Every line with "active" in it must be copied from the data.

Interface dataset entries
***
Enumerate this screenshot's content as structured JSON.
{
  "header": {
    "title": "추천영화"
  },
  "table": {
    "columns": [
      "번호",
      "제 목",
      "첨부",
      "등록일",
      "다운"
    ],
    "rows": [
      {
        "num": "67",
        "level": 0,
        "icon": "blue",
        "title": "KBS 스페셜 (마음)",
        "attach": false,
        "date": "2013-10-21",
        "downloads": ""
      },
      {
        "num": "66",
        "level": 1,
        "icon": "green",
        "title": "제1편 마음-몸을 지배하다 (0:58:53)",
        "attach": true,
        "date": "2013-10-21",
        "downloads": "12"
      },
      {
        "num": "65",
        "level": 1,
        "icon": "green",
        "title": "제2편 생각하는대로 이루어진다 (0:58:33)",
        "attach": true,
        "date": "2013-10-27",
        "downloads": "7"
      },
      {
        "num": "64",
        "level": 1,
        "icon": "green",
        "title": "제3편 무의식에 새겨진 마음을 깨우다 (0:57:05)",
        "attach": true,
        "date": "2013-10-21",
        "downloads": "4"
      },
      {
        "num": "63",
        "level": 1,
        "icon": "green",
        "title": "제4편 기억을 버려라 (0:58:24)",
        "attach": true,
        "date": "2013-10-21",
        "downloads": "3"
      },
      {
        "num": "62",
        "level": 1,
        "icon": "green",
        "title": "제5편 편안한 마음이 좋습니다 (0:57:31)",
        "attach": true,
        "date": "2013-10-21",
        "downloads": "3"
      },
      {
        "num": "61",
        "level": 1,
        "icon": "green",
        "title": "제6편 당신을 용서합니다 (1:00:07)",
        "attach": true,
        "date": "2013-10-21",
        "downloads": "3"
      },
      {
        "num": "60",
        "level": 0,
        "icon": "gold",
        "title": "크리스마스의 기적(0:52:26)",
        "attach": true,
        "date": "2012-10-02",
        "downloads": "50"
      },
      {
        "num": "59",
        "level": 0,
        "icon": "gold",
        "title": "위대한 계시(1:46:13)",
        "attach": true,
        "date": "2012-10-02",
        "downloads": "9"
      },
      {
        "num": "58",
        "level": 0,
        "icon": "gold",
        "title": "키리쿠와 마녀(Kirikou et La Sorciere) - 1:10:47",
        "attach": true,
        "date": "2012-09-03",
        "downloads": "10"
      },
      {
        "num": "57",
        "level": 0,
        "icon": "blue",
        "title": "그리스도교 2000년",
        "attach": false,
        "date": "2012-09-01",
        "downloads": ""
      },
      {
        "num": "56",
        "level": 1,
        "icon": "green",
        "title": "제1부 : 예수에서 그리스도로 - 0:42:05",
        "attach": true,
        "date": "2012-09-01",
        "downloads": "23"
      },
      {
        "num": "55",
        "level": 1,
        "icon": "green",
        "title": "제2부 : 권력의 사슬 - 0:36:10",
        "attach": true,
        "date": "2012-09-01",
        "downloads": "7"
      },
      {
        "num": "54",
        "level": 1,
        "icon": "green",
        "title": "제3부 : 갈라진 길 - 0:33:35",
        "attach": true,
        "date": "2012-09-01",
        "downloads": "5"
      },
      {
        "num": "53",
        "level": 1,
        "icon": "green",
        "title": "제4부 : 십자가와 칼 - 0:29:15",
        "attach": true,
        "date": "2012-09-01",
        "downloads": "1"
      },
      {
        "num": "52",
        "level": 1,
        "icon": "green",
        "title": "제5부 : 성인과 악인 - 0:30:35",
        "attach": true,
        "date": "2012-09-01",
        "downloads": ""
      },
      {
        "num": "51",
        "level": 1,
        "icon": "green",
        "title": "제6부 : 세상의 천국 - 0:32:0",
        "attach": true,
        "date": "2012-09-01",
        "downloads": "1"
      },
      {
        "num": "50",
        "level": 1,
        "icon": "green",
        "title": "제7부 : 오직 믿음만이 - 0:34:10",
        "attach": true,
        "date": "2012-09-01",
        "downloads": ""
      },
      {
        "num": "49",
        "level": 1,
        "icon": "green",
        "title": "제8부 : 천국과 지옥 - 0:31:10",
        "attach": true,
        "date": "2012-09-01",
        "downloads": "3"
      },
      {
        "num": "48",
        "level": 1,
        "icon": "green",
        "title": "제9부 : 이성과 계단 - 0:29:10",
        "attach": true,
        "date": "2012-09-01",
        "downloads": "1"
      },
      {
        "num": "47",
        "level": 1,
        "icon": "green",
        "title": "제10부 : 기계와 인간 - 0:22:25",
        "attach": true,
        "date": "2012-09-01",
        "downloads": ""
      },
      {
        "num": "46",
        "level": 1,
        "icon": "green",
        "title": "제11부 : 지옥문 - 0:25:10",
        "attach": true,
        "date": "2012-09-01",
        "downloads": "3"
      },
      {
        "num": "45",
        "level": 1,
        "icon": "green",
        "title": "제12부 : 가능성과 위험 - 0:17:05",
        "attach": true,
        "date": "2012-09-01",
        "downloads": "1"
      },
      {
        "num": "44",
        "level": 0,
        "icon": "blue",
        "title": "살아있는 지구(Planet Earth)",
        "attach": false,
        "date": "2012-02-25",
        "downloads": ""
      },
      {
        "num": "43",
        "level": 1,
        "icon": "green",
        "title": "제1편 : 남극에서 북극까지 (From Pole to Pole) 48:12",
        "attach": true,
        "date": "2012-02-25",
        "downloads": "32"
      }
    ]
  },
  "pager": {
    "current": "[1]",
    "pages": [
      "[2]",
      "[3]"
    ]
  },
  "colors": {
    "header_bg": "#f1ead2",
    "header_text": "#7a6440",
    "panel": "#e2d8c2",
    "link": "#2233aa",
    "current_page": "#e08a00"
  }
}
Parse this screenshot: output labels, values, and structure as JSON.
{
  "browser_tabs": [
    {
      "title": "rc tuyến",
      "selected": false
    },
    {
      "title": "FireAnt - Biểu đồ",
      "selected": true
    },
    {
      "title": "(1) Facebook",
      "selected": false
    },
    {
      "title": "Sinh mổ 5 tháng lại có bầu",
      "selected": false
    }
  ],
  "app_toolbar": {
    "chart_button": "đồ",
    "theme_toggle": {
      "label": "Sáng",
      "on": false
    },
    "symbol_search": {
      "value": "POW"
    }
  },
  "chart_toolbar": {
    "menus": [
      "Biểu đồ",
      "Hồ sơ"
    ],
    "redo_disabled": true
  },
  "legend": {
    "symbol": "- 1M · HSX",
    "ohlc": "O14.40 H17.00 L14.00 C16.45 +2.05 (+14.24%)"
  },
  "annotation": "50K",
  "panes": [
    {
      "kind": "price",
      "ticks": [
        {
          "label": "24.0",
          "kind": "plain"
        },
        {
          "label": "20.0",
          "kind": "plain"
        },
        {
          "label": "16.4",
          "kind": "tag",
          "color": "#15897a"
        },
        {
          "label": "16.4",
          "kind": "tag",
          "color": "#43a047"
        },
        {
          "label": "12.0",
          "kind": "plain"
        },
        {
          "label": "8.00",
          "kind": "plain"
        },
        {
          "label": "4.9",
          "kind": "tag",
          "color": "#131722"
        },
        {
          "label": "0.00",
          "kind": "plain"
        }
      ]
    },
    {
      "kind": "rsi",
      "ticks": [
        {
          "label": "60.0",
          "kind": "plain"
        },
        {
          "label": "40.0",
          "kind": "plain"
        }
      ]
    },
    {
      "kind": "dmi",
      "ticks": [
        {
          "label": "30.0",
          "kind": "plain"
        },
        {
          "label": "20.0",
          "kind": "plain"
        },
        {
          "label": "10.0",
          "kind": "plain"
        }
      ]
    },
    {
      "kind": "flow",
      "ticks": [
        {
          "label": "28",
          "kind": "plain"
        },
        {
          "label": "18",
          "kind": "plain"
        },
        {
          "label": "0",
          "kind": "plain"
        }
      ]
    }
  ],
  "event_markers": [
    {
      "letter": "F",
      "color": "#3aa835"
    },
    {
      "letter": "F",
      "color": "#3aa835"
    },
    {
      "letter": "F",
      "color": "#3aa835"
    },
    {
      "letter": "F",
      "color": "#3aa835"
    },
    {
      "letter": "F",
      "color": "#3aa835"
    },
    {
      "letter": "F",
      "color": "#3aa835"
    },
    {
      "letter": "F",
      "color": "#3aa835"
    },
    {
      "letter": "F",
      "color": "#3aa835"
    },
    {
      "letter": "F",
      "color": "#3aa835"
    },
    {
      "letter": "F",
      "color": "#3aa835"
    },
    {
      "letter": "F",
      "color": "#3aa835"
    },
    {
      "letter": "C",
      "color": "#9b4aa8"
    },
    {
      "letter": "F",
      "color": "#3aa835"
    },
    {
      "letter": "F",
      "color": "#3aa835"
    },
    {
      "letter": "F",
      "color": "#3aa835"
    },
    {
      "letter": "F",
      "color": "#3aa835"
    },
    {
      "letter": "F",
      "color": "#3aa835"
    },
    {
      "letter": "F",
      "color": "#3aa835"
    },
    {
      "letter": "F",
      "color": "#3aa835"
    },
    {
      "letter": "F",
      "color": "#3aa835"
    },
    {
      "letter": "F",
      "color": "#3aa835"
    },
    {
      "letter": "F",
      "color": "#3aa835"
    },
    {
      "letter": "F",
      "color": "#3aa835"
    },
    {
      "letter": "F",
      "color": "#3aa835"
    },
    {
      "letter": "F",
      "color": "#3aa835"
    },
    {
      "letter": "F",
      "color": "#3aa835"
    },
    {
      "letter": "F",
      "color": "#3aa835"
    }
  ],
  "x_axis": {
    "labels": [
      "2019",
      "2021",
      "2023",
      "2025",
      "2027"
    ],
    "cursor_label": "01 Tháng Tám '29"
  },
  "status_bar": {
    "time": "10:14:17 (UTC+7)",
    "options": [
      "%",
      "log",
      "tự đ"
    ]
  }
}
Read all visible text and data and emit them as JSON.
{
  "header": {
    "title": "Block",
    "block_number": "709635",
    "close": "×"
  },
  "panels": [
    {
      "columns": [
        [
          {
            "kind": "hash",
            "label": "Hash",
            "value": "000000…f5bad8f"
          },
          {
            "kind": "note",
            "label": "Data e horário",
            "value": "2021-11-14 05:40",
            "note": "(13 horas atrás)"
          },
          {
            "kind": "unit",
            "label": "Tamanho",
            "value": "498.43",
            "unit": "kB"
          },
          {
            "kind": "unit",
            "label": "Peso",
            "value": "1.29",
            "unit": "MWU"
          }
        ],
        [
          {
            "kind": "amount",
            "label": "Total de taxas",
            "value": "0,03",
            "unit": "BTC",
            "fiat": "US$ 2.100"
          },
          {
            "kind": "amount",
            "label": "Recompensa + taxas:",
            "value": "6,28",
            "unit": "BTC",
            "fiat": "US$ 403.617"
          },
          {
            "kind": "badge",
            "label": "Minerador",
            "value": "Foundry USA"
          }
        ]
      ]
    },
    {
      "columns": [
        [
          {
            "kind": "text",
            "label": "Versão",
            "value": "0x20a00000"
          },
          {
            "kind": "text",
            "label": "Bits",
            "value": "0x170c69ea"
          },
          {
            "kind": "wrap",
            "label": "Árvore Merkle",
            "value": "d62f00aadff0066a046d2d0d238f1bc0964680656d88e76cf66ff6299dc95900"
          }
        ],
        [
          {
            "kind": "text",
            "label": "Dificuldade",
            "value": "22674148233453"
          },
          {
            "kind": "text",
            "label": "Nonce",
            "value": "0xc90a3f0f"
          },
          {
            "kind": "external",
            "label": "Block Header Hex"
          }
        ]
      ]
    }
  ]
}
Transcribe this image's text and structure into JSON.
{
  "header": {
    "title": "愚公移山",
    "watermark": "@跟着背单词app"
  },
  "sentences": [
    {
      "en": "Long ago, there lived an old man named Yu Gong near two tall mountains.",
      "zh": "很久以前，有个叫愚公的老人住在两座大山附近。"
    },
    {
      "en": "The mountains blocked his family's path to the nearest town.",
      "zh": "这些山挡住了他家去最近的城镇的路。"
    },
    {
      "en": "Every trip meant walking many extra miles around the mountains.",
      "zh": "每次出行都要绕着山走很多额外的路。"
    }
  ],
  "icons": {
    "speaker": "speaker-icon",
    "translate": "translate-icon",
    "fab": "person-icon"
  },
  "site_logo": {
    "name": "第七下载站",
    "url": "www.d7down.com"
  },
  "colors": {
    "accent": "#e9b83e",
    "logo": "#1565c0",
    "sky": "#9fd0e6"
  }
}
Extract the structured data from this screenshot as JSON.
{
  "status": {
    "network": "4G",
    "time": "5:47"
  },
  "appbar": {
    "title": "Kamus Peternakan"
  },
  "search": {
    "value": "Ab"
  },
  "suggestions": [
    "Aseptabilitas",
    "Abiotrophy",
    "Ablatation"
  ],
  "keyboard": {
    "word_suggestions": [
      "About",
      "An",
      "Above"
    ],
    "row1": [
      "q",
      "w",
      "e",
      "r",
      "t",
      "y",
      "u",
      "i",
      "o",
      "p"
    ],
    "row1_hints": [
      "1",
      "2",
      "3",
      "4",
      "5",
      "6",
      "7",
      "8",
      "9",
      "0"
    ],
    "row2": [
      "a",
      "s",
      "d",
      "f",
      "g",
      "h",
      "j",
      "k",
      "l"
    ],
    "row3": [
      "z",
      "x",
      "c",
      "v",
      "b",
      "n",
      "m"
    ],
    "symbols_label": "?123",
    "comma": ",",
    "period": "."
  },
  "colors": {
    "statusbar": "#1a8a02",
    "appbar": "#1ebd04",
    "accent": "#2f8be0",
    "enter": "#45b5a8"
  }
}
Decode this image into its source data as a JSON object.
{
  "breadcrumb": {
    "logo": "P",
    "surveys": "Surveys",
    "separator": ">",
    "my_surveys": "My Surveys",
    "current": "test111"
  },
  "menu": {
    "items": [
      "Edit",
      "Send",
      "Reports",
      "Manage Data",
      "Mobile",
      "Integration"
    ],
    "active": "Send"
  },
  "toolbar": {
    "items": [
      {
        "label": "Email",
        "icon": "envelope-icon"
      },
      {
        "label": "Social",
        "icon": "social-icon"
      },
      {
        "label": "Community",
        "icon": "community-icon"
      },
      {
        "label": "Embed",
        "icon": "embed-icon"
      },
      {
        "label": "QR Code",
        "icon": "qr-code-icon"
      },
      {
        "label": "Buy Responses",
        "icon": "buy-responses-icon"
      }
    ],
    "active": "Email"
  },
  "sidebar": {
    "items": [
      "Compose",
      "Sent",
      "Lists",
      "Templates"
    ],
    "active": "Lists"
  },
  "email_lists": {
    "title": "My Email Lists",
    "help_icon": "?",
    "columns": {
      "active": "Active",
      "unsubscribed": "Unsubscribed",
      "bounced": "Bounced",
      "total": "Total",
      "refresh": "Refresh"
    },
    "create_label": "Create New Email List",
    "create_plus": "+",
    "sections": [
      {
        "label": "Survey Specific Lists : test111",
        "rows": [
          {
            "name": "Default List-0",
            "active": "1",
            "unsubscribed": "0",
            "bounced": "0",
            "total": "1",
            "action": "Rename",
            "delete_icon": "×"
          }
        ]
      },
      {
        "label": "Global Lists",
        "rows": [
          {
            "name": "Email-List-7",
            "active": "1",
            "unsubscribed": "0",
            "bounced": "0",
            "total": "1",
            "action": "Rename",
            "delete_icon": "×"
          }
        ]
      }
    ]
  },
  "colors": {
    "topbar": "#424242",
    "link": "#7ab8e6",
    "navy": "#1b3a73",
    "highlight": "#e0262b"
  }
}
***
* _Task answer_
    "active": "Send"
    "active": "Email"
    "active": "Lists"
      "active": "Active",
            "active": "1",
            "active": "1",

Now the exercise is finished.